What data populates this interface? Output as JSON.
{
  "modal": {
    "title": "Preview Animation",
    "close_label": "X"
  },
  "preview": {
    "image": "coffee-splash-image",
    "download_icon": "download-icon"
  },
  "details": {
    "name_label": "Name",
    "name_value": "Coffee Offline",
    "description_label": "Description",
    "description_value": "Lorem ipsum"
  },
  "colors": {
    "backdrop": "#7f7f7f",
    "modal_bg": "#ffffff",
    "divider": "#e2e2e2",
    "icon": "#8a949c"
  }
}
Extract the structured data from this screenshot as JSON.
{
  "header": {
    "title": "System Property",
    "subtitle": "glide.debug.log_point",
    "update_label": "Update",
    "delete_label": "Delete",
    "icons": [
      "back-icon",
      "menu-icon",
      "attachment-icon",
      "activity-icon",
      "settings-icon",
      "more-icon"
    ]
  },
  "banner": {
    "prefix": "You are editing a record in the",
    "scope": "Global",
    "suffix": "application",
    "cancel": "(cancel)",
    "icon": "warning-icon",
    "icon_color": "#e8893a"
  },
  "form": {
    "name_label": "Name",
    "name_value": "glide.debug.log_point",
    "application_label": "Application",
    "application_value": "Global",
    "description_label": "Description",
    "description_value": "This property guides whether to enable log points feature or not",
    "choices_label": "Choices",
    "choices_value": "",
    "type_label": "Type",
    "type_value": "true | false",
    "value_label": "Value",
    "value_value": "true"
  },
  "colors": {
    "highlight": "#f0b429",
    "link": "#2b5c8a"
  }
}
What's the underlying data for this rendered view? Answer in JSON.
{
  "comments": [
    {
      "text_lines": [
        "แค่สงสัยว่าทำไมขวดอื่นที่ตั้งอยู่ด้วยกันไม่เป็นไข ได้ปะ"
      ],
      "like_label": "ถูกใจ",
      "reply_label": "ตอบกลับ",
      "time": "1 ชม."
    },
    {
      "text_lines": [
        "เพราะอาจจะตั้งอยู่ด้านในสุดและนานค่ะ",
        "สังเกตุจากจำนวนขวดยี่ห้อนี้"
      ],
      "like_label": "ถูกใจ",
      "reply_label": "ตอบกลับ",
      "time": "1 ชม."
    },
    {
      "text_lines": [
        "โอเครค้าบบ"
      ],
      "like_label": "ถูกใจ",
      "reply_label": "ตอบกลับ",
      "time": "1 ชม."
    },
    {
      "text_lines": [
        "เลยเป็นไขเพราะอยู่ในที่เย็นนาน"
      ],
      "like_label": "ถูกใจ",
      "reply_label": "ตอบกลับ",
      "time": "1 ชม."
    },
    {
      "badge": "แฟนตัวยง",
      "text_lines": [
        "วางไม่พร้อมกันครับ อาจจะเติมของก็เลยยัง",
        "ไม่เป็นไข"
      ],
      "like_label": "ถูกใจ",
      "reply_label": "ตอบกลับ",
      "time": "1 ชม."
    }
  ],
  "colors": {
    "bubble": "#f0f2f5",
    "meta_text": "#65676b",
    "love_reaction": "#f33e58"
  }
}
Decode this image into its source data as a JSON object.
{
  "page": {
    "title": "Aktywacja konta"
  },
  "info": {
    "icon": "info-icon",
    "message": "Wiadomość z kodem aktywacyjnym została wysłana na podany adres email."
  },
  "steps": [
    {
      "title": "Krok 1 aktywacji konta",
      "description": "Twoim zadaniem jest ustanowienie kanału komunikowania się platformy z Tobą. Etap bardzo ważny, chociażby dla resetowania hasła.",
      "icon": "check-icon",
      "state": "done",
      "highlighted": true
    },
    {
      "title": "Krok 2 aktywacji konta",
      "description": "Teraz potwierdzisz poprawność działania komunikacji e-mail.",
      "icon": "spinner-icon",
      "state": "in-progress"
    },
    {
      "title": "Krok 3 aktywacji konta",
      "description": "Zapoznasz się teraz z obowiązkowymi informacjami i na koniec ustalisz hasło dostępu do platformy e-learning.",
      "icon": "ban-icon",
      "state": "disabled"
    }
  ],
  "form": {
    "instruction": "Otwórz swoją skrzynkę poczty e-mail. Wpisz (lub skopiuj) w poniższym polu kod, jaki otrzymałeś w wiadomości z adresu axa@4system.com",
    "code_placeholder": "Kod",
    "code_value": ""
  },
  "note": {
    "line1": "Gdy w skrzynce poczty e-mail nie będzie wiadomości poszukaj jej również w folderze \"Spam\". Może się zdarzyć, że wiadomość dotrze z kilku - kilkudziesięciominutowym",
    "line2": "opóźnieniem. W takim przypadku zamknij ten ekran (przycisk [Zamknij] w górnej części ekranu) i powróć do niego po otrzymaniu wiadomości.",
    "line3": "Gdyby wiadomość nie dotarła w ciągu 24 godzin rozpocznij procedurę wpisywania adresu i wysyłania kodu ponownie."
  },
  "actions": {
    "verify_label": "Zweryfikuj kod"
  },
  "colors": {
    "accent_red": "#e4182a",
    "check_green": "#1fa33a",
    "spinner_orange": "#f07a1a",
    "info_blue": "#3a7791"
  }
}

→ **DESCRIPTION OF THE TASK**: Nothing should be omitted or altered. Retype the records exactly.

→ **EXERCISE RESPONSE**:
What data populates this interface? Output as JSON.
{
  "modal": {
    "title": "Preview Animation",
    "close_label": "X"
  },
  "preview": {
    "image": "coffee-splash-image",
    "download_icon": "download-icon"
  },
  "details": {
    "name_label": "Name",
    "name_value": "Coffee Offline",
    "description_label": "Description",
    "description_value": "Lorem ipsum"
  },
  "colors": {
    "backdrop": "#7f7f7f",
    "modal_bg": "#ffffff",
    "divider": "#e2e2e2",
    "icon": "#8a949c"
  }
}
Extract the structured data from this screenshot as JSON.
{
  "header": {
    "title": "System Property",
    "subtitle": "glide.debug.log_point",
    "update_label": "Update",
    "delete_label": "Delete",
    "icons": [
      "back-icon",
      "menu-icon",
      "attachment-icon",
      "activity-icon",
      "settings-icon",
      "more-icon"
    ]
  },
  "banner": {
    "prefix": "You are editing a record in the",
    "scope": "Global",
    "suffix": "application",
    "cancel": "(cancel)",
    "icon": "warning-icon",
    "icon_color": "#e8893a"
  },
  "form": {
    "name_label": "Name",
    "name_value": "glide.debug.log_point",
    "application_label": "Application",
    "application_value": "Global",
    "description_label": "Description",
    "description_value": "This property guides whether to enable log points feature or not",
    "choices_label": "Choices",
    "choices_value": "",
    "type_label": "Type",
    "type_value": "true | false",
    "value_label": "Value",
    "value_value": "true"
  },
  "colors": {
    "highlight": "#f0b429",
    "link": "#2b5c8a"
  }
}
What's the underlying data for this rendered view? Answer in JSON.
{
  "comments": [
    {
      "text_lines": [
        "แค่สงสัยว่าทำไมขวดอื่นที่ตั้งอยู่ด้วยกันไม่เป็นไข ได้ปะ"
      ],
      "like_label": "ถูกใจ",
      "reply_label": "ตอบกลับ",
      "time": "1 ชม."
    },
    {
      "text_lines": [
        "เพราะอาจจะตั้งอยู่ด้านในสุดและนานค่ะ",
        "สังเกตุจากจำนวนขวดยี่ห้อนี้"
      ],
      "like_label": "ถูกใจ",
      "reply_label": "ตอบกลับ",
      "time": "1 ชม."
    },
    {
      "text_lines": [
        "โอเครค้าบบ"
      ],
      "like_label": "ถูกใจ",
      "reply_label": "ตอบกลับ",
      "time": "1 ชม."
    },
    {
      "text_lines": [
        "เลยเป็นไขเพราะอยู่ในที่เย็นนาน"
      ],
      "like_label": "ถูกใจ",
      "reply_label": "ตอบกลับ",
      "time": "1 ชม."
    },
    {
      "badge": "แฟนตัวยง",
      "text_lines": [
        "วางไม่พร้อมกันครับ อาจจะเติมของก็เลยยัง",
        "ไม่เป็นไข"
      ],
      "like_label": "ถูกใจ",
      "reply_label": "ตอบกลับ",
      "time": "1 ชม."
    }
  ],
  "colors": {
    "bubble": "#f0f2f5",
    "meta_text": "#65676b",
    "love_reaction": "#f33e58"
  }
}
Decode this image into its source data as a JSON object.
{
  "page": {
    "title": "Aktywacja konta"
  },
  "info": {
    "icon": "info-icon",
    "message": "Wiadomość z kodem aktywacyjnym została wysłana na podany adres email."
  },
  "steps": [
    {
      "title": "Krok 1 aktywacji konta",
      "description": "Twoim zadaniem jest ustanowienie kanału komunikowania się platformy z Tobą. Etap bardzo ważny, chociażby dla resetowania hasła.",
      "icon": "check-icon",
      "state": "done",
      "highlighted": true
    },
    {
      "title": "Krok 2 aktywacji konta",
      "description": "Teraz potwierdzisz poprawność działania komunikacji e-mail.",
      "icon": "spinner-icon",
      "state": "in-progress"
    },
    {
      "title": "Krok 3 aktywacji konta",
      "description": "Zapoznasz się teraz z obowiązkowymi informacjami i na koniec ustalisz hasło dostępu do platformy e-learning.",
      "icon": "ban-icon",
      "state": "disabled"
    }
  ],
  "form": {
    "instruction": "Otwórz swoją skrzynkę poczty e-mail. Wpisz (lub skopiuj) w poniższym polu kod, jaki otrzymałeś w wiadomości z adresu axa@4system.com",
    "code_placeholder": "Kod",
    "code_value": ""
  },
  "note": {
    "line1": "Gdy w skrzynce poczty e-mail nie będzie wiadomości poszukaj jej również w folderze \"Spam\". Może się zdarzyć, że wiadomość dotrze z kilku - kilkudziesięciominutowym",
    "line2": "opóźnieniem. W takim przypadku zamknij ten ekran (przycisk [Zamknij] w górnej części ekranu) i powróć do niego po otrzymaniu wiadomości.",
    "line3": "Gdyby wiadomość nie dotarła w ciągu 24 godzin rozpocznij procedurę wpisywania adresu i wysyłania kodu ponownie."
  },
  "actions": {
    "verify_label": "Zweryfikuj kod"
  },
  "colors": {
    "accent_red": "#e4182a",
    "check_green": "#1fa33a",
    "spinner_orange": "#f07a1a",
    "info_blue": "#3a7791"
  }
}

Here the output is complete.